Or the likes of The Grey Fox (1982), based on the true story of Bill Miner, who staged Canada’s first train robbery in 1904. This is actually a first-class film, starring an excellent Richard Farnsworth as Ezra Allen Miner, known as Bill Miner and by a number of aliases, born in Michigan about 1847, who became a stagecoach hold-up man in California called The Gentleman Bandit, served many years in prison, but after release from San Quentin in 1901, moved north and, known now as The Grey Fox (Canadian spelling of the color – I mean colour), started robbing Canadian Pacific trains in British Columbia.
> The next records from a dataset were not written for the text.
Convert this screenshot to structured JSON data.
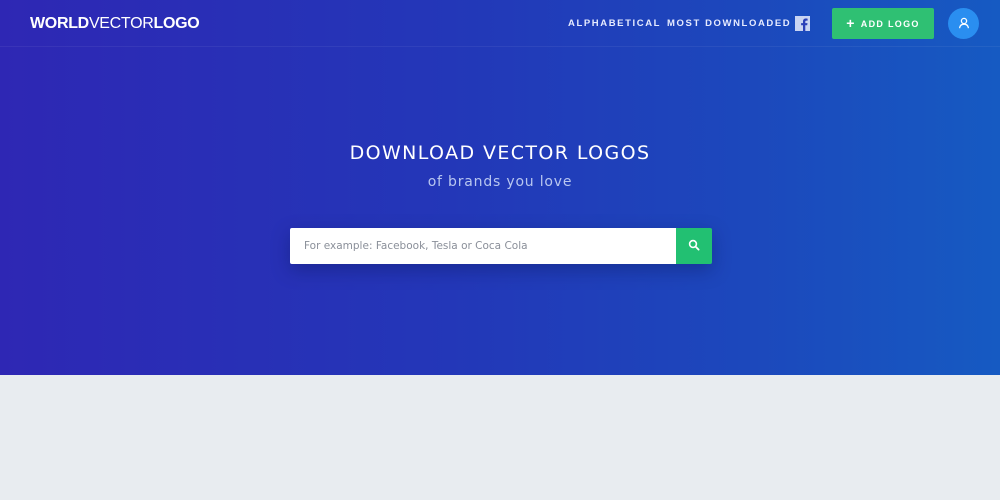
{
  "brand": {
    "part1": "WORLD",
    "part2": "VECTOR",
    "part3": "LOGO"
  },
  "nav": {
    "alphabetical": "ALPHABETICAL",
    "most_downloaded": "MOST DOWNLOADED",
    "add_logo": "ADD LOGO",
    "add_icon_glyph": "+"
  },
  "hero": {
    "title": "DOWNLOAD VECTOR LOGOS",
    "subtitle": "of brands you love"
  },
  "search": {
    "placeholder": "For example: Facebook, Tesla or Coca Cola",
    "value": ""
  },
  "icons": {
    "facebook": "facebook-icon",
    "user": "user-icon",
    "search": "search-icon",
    "plus": "plus-icon"
  },
  "colors": {
    "hero_left": "#2e27b4",
    "hero_right": "#165ac2",
    "accent_green": "#2fc073",
    "avatar_blue": "#2a8ef0",
    "page_bg": "#e8ecf0"
  }
}
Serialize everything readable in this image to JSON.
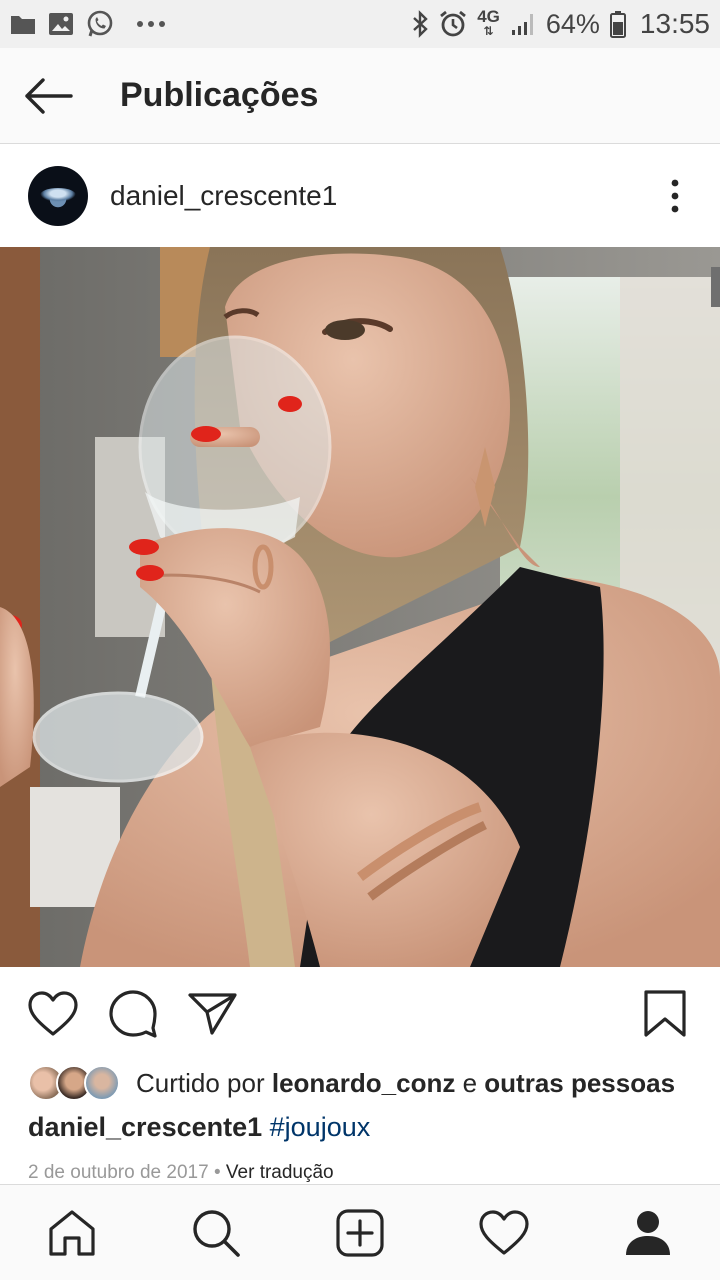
{
  "status_bar": {
    "battery_percent": "64%",
    "time": "13:55",
    "network": "4G",
    "icons": [
      "folder-icon",
      "gallery-icon",
      "whatsapp-icon",
      "more-notifications-icon",
      "bluetooth-icon",
      "alarm-icon",
      "signal-icon",
      "battery-icon"
    ]
  },
  "header": {
    "title": "Publicações",
    "back_icon": "arrow-left-icon"
  },
  "post": {
    "username": "daniel_crescente1",
    "more_icon": "vertical-dots-icon",
    "actions": [
      "heart-icon",
      "comment-icon",
      "share-icon",
      "bookmark-icon"
    ],
    "likes": {
      "prefix": "Curtido por",
      "user": "leonardo_conz",
      "conjunction": "e",
      "others": "outras pessoas"
    },
    "caption": {
      "user": "daniel_crescente1",
      "hashtag": "#joujoux"
    },
    "date": "2 de outubro de 2017",
    "separator": "•",
    "translate": "Ver tradução"
  },
  "bottom_nav": [
    "home-icon",
    "search-icon",
    "add-post-icon",
    "activity-heart-icon",
    "profile-icon"
  ],
  "colors": {
    "text": "#262626",
    "hashtag": "#003569",
    "muted": "#999999",
    "nail_polish": "#e0241b"
  }
}
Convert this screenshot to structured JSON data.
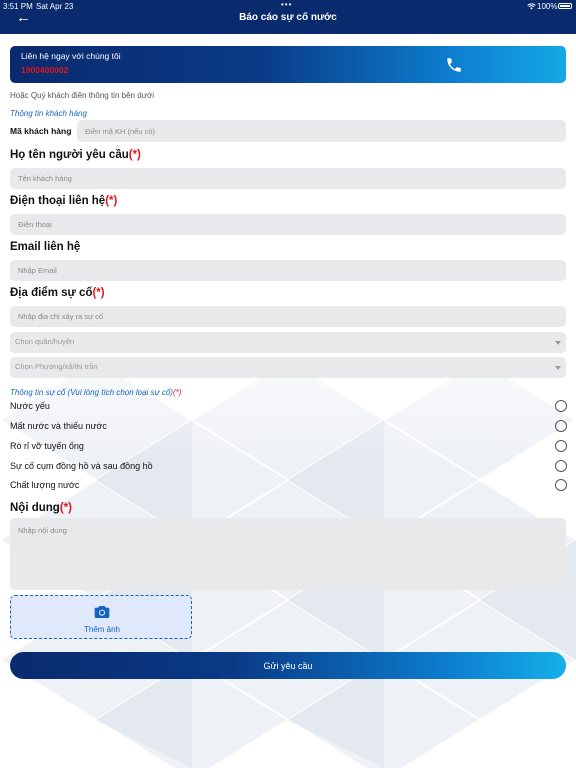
{
  "status_bar": {
    "time": "3:51 PM",
    "date": "Sat Apr 23",
    "dots": "•••",
    "wifi_icon": "wifi-icon",
    "battery": "100%"
  },
  "header": {
    "back_icon": "arrow-left-icon",
    "back_glyph": "←",
    "title": "Báo cáo sự cố nước",
    "color": "#0a2a6e"
  },
  "hotline": {
    "label": "Liên hệ ngay với chúng tôi",
    "number": "1900400002",
    "icon": "phone-icon",
    "number_color": "#e3141b"
  },
  "hint": "Hoặc Quý khách điền thông tin bên dưới",
  "customer_section": {
    "title": "Thông tin khách hàng",
    "code_label": "Mã khách hàng",
    "code_placeholder": "Điền mã KH (nếu có)"
  },
  "fields": {
    "name": {
      "label": "Họ tên người yêu cầu",
      "required": "(*)",
      "placeholder": "Tên khách hàng"
    },
    "phone": {
      "label": "Điện thoại liên hệ",
      "required": "(*)",
      "placeholder": "Điện thoại"
    },
    "email": {
      "label": "Email liên hệ",
      "placeholder": "Nhập Email"
    },
    "location": {
      "label": "Địa điểm sự cố",
      "required": "(*)",
      "placeholder": "Nhập địa chỉ xảy ra sự cố",
      "district_placeholder": "Chọn quận/huyện",
      "ward_placeholder": "Chọn Phường/xã/thị trấn"
    },
    "content": {
      "label": "Nội dung",
      "required": "(*)",
      "placeholder": "Nhập nội dung"
    }
  },
  "incident_section": {
    "title": "Thông tin sự cố (Vui lòng tích chọn loại sự cố)",
    "required": "(*)",
    "options": [
      "Nước yếu",
      "Mất nước và thiếu nước",
      "Rò rỉ vỡ tuyến ống",
      "Sự cố cụm đồng hồ và sau đồng hồ",
      "Chất lượng nước"
    ]
  },
  "photo": {
    "label": "Thêm ảnh",
    "icon": "camera-icon"
  },
  "submit": {
    "label": "Gửi yêu cầu"
  },
  "colors": {
    "primary_dark": "#0a2a6e",
    "primary_light": "#14a8e6",
    "required": "#e3141b",
    "section_blue": "#1565c0"
  }
}
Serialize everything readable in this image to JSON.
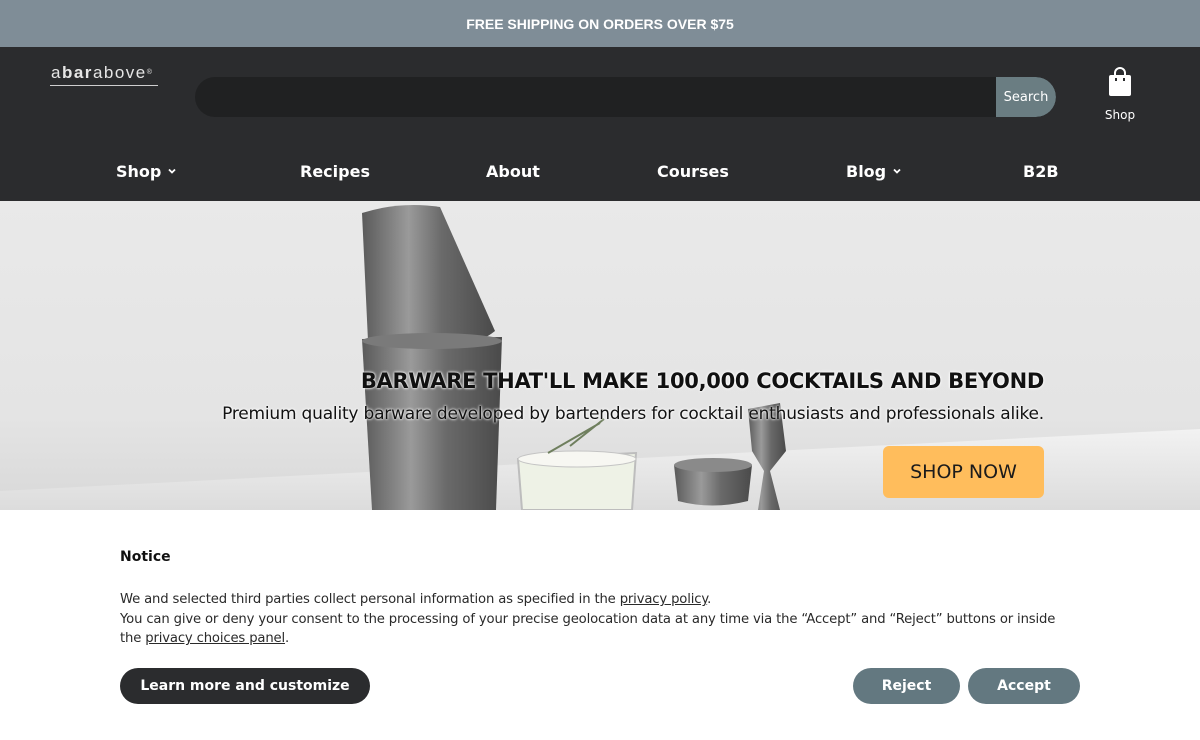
{
  "promo": {
    "text": "FREE SHIPPING ON ORDERS OVER $75"
  },
  "header": {
    "logo": {
      "text_a": "a",
      "text_bar": "bar",
      "text_above": "above",
      "tm": "®"
    },
    "search": {
      "placeholder": "",
      "value": "",
      "button_label": "Search"
    },
    "cart": {
      "icon": "shopping-bag-icon",
      "label": "Shop"
    }
  },
  "nav": {
    "items": [
      {
        "label": "Shop",
        "has_dropdown": true
      },
      {
        "label": "Recipes",
        "has_dropdown": false
      },
      {
        "label": "About",
        "has_dropdown": false
      },
      {
        "label": "Courses",
        "has_dropdown": false
      },
      {
        "label": "Blog",
        "has_dropdown": true
      },
      {
        "label": "B2B",
        "has_dropdown": false
      }
    ]
  },
  "hero": {
    "title": "BARWARE THAT'LL MAKE 100,000 COCKTAILS AND BEYOND",
    "subtitle": "Premium quality barware developed by bartenders for cocktail enthusiasts and professionals alike.",
    "cta_label": "SHOP NOW"
  },
  "notice": {
    "title": "Notice",
    "line1_prefix": "We and selected third parties collect personal information as specified in the ",
    "privacy_policy_link": "privacy policy",
    "line1_suffix": ".",
    "line2_prefix": "You can give or deny your consent to the processing of your precise geolocation data at any time via the “Accept” and “Reject” buttons or inside the ",
    "privacy_choices_link": "privacy choices panel",
    "line2_suffix": ".",
    "learn_more_label": "Learn more and customize",
    "reject_label": "Reject",
    "accept_label": "Accept"
  },
  "colors": {
    "promo_bg": "#7f8d97",
    "header_bg": "#2b2c2e",
    "search_button_bg": "#6a7d82",
    "cta_bg": "#ffbd5c",
    "consent_button_bg": "#637880"
  }
}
It was directed by Phillip Borsos, a member of the ‘Vancouver School’, written by Canadian John Hunter and produced by Canadian Peter O’Brian with the cooperation of the Canadian Film Development Corporation.
Or take the comedy Gunless (2010) in which American gunfighter the Montana Kid arrives in Canada where the code of the West is not quite understood, or The Mountie (2011), a sort of Canadian spaghetti, if that’s not too implausible, or Six Reasons Why (2007), another spaghetti or post-spaghetti, or indeed several others. They are beyond my current remit.
Mexico was sometimes used as a refuge for outlaws and such, and it was also a place where the classic Western idea of the “little piece of land” could be found, that new frontier where you could settle down and run a ranch unmolested. That wasn’t quite the case with Canada. Yes, sometimes badmen did cross the northern border, or head for it, in an attempt to escape the law but I have never seen a Western in which the hero and heroine set off for Her Maj’s domains to start anew. They got close – you know, Montana and such – but cowboys don’t really go any further.
Well, that’s all I have to say about Westerns north of the border. Thanks for reading, if you got this far.